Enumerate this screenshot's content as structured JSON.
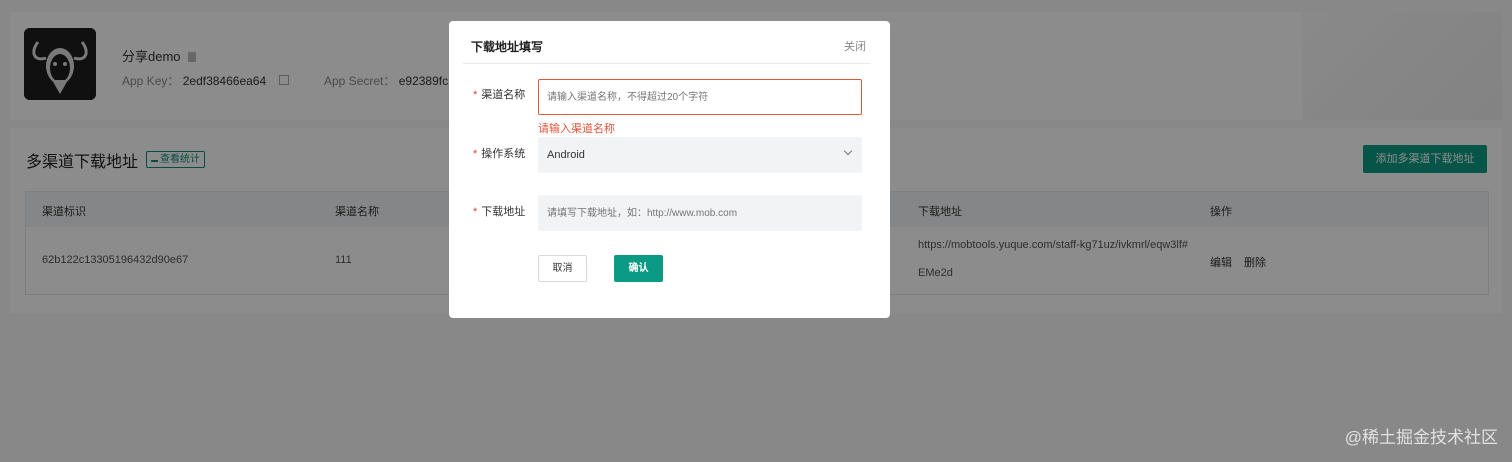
{
  "app": {
    "name": "分享demo",
    "key_label": "App Key：",
    "key_value": "2edf38466ea64",
    "secret_label": "App Secret：",
    "secret_value": "e92389fc"
  },
  "section": {
    "title": "多渠道下载地址",
    "stats_label": "查看统计",
    "add_button": "添加多渠道下载地址"
  },
  "table": {
    "columns": [
      "渠道标识",
      "渠道名称",
      "下载地址",
      "操作"
    ],
    "rows": [
      {
        "channel_id": "62b122c13305196432d90e67",
        "channel_name": "111",
        "url_line1": "https://mobtools.yuque.com/staff-kg71uz/ivkmrl/eqw3lf#",
        "url_line2": "EMe2d",
        "edit": "编辑",
        "delete": "删除"
      }
    ]
  },
  "modal": {
    "title": "下载地址填写",
    "close": "关闭",
    "fields": {
      "channel_name_label": "渠道名称",
      "channel_name_placeholder": "请输入渠道名称，不得超过20个字符",
      "channel_name_error": "请输入渠道名称",
      "os_label": "操作系统",
      "os_value": "Android",
      "url_label": "下载地址",
      "url_placeholder": "请填写下载地址，如：http://www.mob.com"
    },
    "cancel": "取消",
    "confirm": "确认"
  },
  "watermark": "@稀土掘金技术社区",
  "colors": {
    "accent": "#0b9b84",
    "error": "#e0563a"
  }
}
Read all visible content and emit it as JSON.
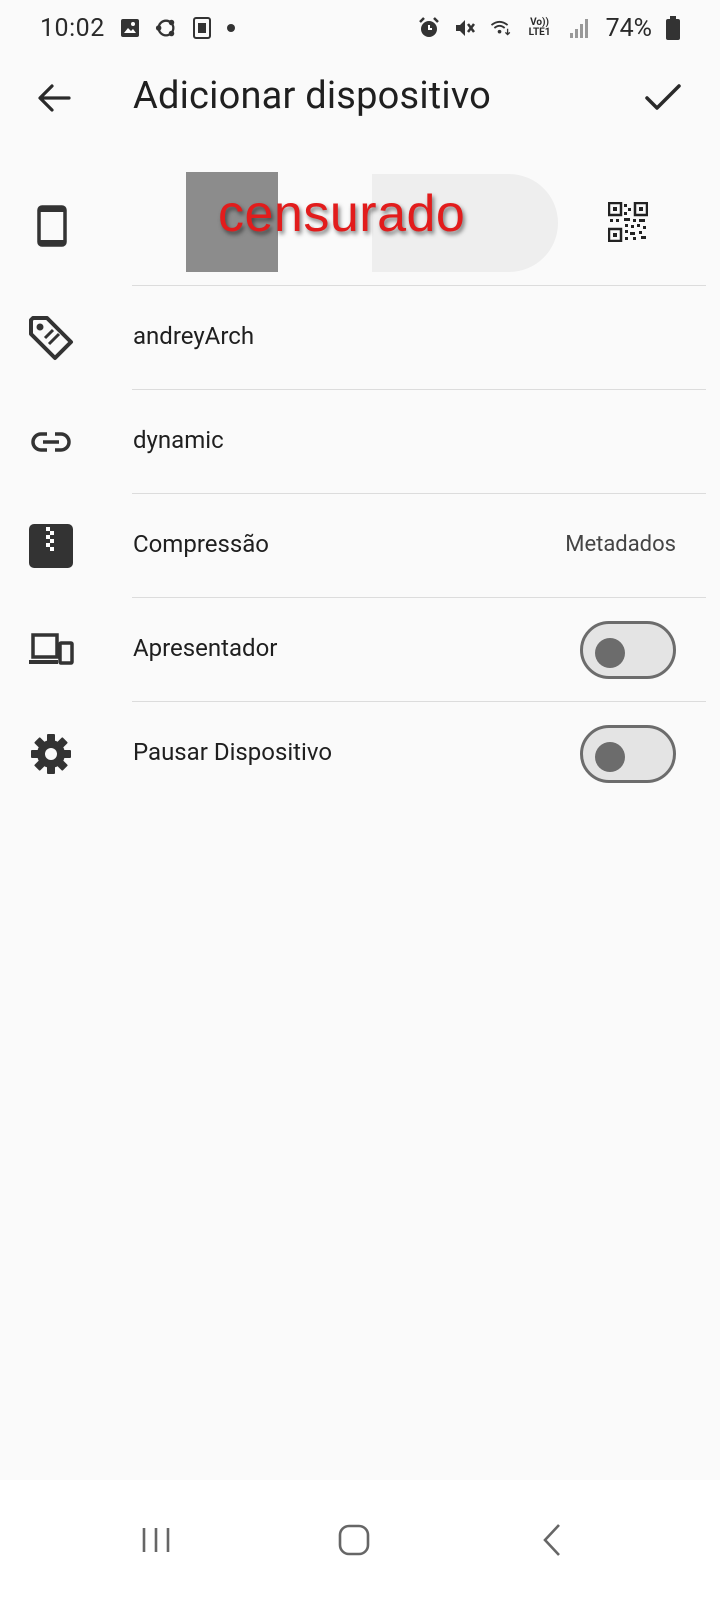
{
  "status_bar": {
    "time": "10:02",
    "battery": "74%",
    "volte_top": "Vo))",
    "volte_bottom": "LTE1"
  },
  "app_bar": {
    "title": "Adicionar dispositivo"
  },
  "device_id": {
    "redaction_text": "censurado"
  },
  "settings": {
    "name": {
      "label": "andreyArch",
      "icon": "tag-icon"
    },
    "address": {
      "label": "dynamic",
      "icon": "link-icon"
    },
    "compression": {
      "label": "Compressão",
      "value": "Metadados",
      "icon": "zip-icon"
    },
    "introducer": {
      "label": "Apresentador",
      "enabled": false,
      "icon": "devices-icon"
    },
    "pause": {
      "label": "Pausar Dispositivo",
      "enabled": false,
      "icon": "gear-icon"
    }
  },
  "colors": {
    "background": "#fafafa",
    "divider": "#dcdcdc",
    "toggle_track": "#e4e4e4",
    "toggle_knob": "#6c6c6c",
    "redaction_text": "#e21c1c"
  }
}
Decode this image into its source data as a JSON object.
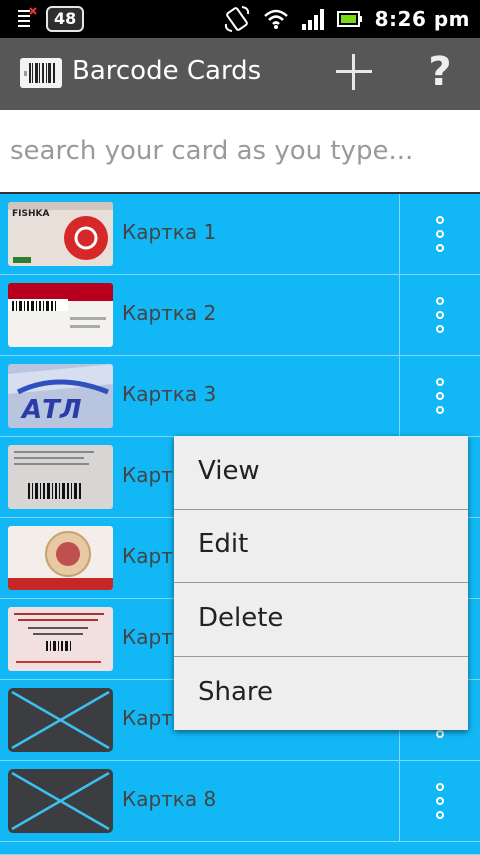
{
  "status_bar": {
    "notification_count": "48",
    "time": "8:26 pm"
  },
  "action_bar": {
    "title": "Barcode Cards",
    "add_icon": "plus-icon",
    "help_label": "?"
  },
  "search": {
    "placeholder": "search your card as you type...",
    "value": ""
  },
  "cards": [
    {
      "label": "Картка 1",
      "thumb": "fishka-card"
    },
    {
      "label": "Картка 2",
      "thumb": "barcode-red-card"
    },
    {
      "label": "Картка 3",
      "thumb": "atl-card"
    },
    {
      "label": "Картка 4",
      "thumb": "barcode-grey-card"
    },
    {
      "label": "Картка 5",
      "thumb": "medical-card"
    },
    {
      "label": "Картка 6",
      "thumb": "pink-card"
    },
    {
      "label": "Картка 7",
      "thumb": "placeholder-x"
    },
    {
      "label": "Картка 8",
      "thumb": "placeholder-x"
    }
  ],
  "context_menu": {
    "items": [
      "View",
      "Edit",
      "Delete",
      "Share"
    ]
  }
}
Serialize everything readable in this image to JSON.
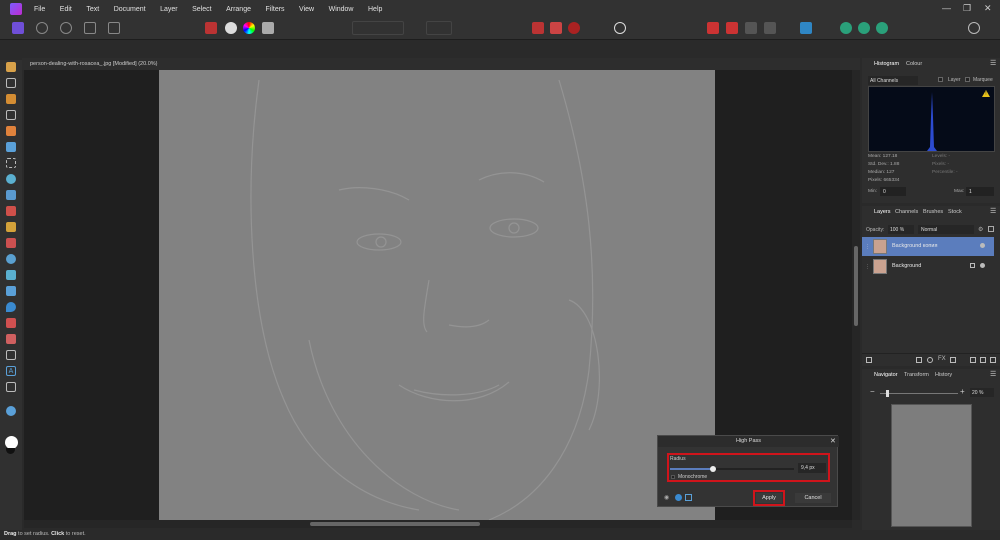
{
  "menubar": {
    "items": [
      "File",
      "Edit",
      "Text",
      "Document",
      "Layer",
      "Select",
      "Arrange",
      "Filters",
      "View",
      "Window",
      "Help"
    ]
  },
  "document": {
    "tab_title": "person-dealing-with-rosacea_.jpg [Modified] (20.0%)"
  },
  "histogram": {
    "tabs": [
      "Histogram",
      "Colour"
    ],
    "channel_select": "All Channels",
    "layer_label": "Layer",
    "marquee_label": "Marquee",
    "warning_icon": "!",
    "stats_left": [
      "Mean: 127.18",
      "Std. Dev.: 1.88",
      "Median: 127",
      "Pixels: 665334"
    ],
    "stats_right": [
      "Levels: -",
      "Pixels: -",
      "Percentile: -"
    ],
    "min_label": "Min:",
    "min_value": "0",
    "max_label": "Max:",
    "max_value": "1"
  },
  "layers": {
    "tabs": [
      "Layers",
      "Channels",
      "Brushes",
      "Stock"
    ],
    "opacity_label": "Opacity:",
    "opacity_value": "100 %",
    "blend_mode": "Normal",
    "items": [
      {
        "name": "Background копия",
        "selected": true
      },
      {
        "name": "Background",
        "selected": false
      }
    ]
  },
  "navigator": {
    "tabs": [
      "Navigator",
      "Transform",
      "History"
    ],
    "zoom_value": "20 %"
  },
  "dialog": {
    "title": "High Pass",
    "radius_label": "Radius",
    "radius_value": "9,4 px",
    "radius_fraction": 0.35,
    "monochrome_label": "Monochrome",
    "apply_label": "Apply",
    "cancel_label": "Cancel"
  },
  "status": {
    "action1": "Drag",
    "text1": " to set radius. ",
    "action2": "Click",
    "text2": " to reset."
  },
  "colors": {
    "accent": "#5b7dbd",
    "highlight": "#d0141b",
    "photo_gray": "#828282"
  }
}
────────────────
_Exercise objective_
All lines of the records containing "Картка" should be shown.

_Result of the exercise_
      "label": "Картка 1",
      "label": "Картка 2",
      "label": "Картка 3",
      "label": "Картка 4",
      "label": "Картка 5",
      "label": "Картка 6",
      "label": "Картка 7",
      "label": "Картка 8",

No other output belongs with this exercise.